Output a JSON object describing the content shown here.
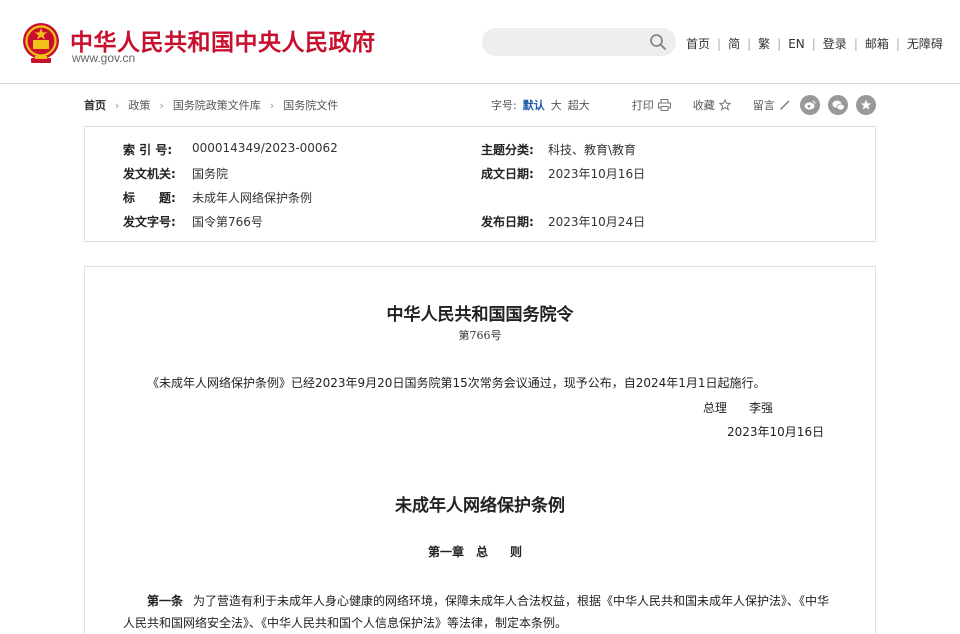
{
  "header": {
    "site_title": "中华人民共和国中央人民政府",
    "site_url": "www.gov.cn",
    "search": {
      "value": "",
      "placeholder": ""
    },
    "nav": [
      "首页",
      "简",
      "繁",
      "EN",
      "登录",
      "邮箱",
      "无障碍"
    ]
  },
  "breadcrumb": [
    "首页",
    "政策",
    "国务院政策文件库",
    "国务院文件"
  ],
  "tools": {
    "font_size_label": "字号:",
    "font_sizes": [
      "默认",
      "大",
      "超大"
    ],
    "print": "打印",
    "favorite": "收藏",
    "comment": "留言"
  },
  "meta": {
    "index_label": "索 引 号:",
    "index_value": "000014349/2023-00062",
    "category_label": "主题分类:",
    "category_value": "科技、教育\\教育",
    "issuer_label": "发文机关:",
    "issuer_value": "国务院",
    "created_label": "成文日期:",
    "created_value": "2023年10月16日",
    "title_label": "标　　题:",
    "title_value": "未成年人网络保护条例",
    "doc_no_label": "发文字号:",
    "doc_no_value": "国令第766号",
    "published_label": "发布日期:",
    "published_value": "2023年10月24日"
  },
  "article": {
    "order_title": "中华人民共和国国务院令",
    "order_number": "第766号",
    "intro": "《未成年人网络保护条例》已经2023年9月20日国务院第15次常务会议通过，现予公布，自2024年1月1日起施行。",
    "signer_title": "总理",
    "signer_name": "李强",
    "sign_date": "2023年10月16日",
    "regulation_title": "未成年人网络保护条例",
    "chapter_number": "第一章",
    "chapter_name": "总则",
    "article1_number": "第一条",
    "article1_text": "为了营造有利于未成年人身心健康的网络环境，保障未成年人合法权益，根据《中华人民共和国未成年人保护法》、《中华人民共和国网络安全法》、《中华人民共和国个人信息保护法》等法律，制定本条例。"
  },
  "colors": {
    "brand_red": "#c8102e",
    "emblem_gold": "#f2c21a",
    "link_blue": "#1f5ea8"
  },
  "icons": [
    "national-emblem-icon",
    "search-icon",
    "print-icon",
    "star-icon",
    "pen-icon",
    "weibo-icon",
    "wechat-icon",
    "favorite-icon"
  ]
}
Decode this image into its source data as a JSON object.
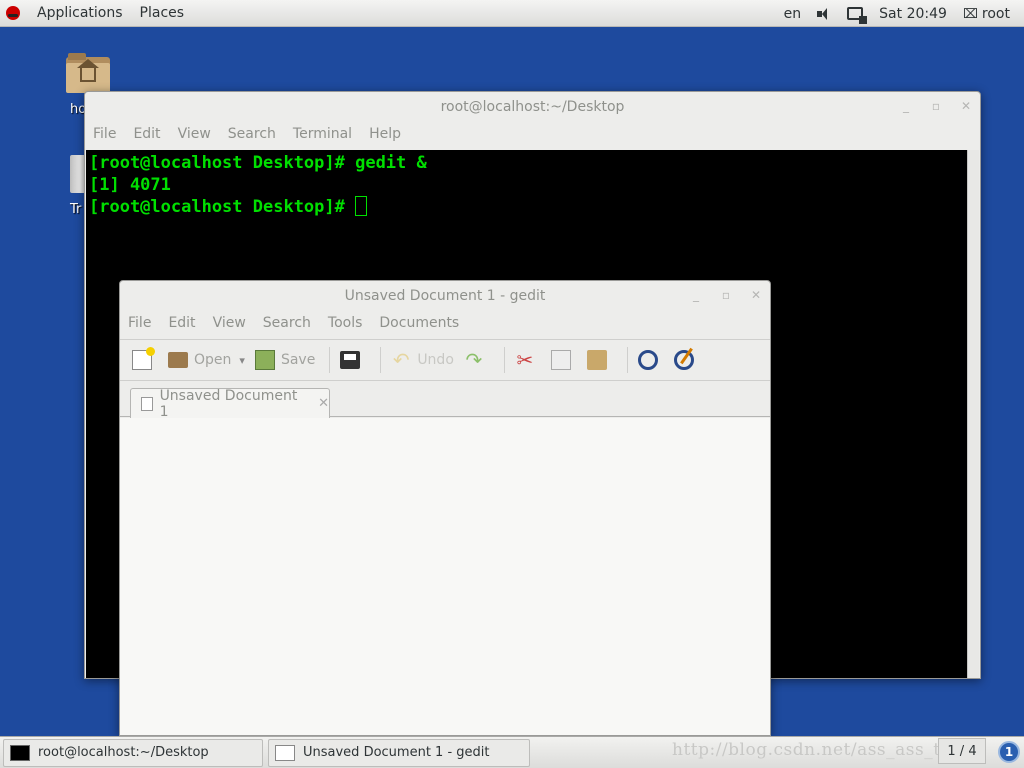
{
  "top_panel": {
    "applications": "Applications",
    "places": "Places",
    "lang": "en",
    "clock": "Sat 20:49",
    "user": "root"
  },
  "desktop": {
    "home_label": "ho",
    "trash_label": "Tr"
  },
  "terminal": {
    "title": "root@localhost:~/Desktop",
    "menu": [
      "File",
      "Edit",
      "View",
      "Search",
      "Terminal",
      "Help"
    ],
    "lines": [
      "[root@localhost Desktop]# gedit &",
      "[1] 4071",
      "[root@localhost Desktop]# "
    ]
  },
  "gedit": {
    "title": "Unsaved Document 1 - gedit",
    "menu": [
      "File",
      "Edit",
      "View",
      "Search",
      "Tools",
      "Documents"
    ],
    "toolbar": {
      "open": "Open",
      "save": "Save",
      "undo": "Undo"
    },
    "tab_label": "Unsaved Document 1"
  },
  "taskbar": {
    "task1": "root@localhost:~/Desktop",
    "task2": "Unsaved Document 1 - gedit",
    "workspace": "1 / 4",
    "notify_count": "1",
    "watermark": "http://blog.csdn.net/ass_ass_t"
  }
}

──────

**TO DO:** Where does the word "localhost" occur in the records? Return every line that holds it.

**SOLUTION TO THIS EXERCISE:**
    "title": "root@localhost:~/Desktop",
      "[root@localhost Desktop]# gedit &",
      "[root@localhost Desktop]# "
    "task1": "root@localhost:~/Desktop",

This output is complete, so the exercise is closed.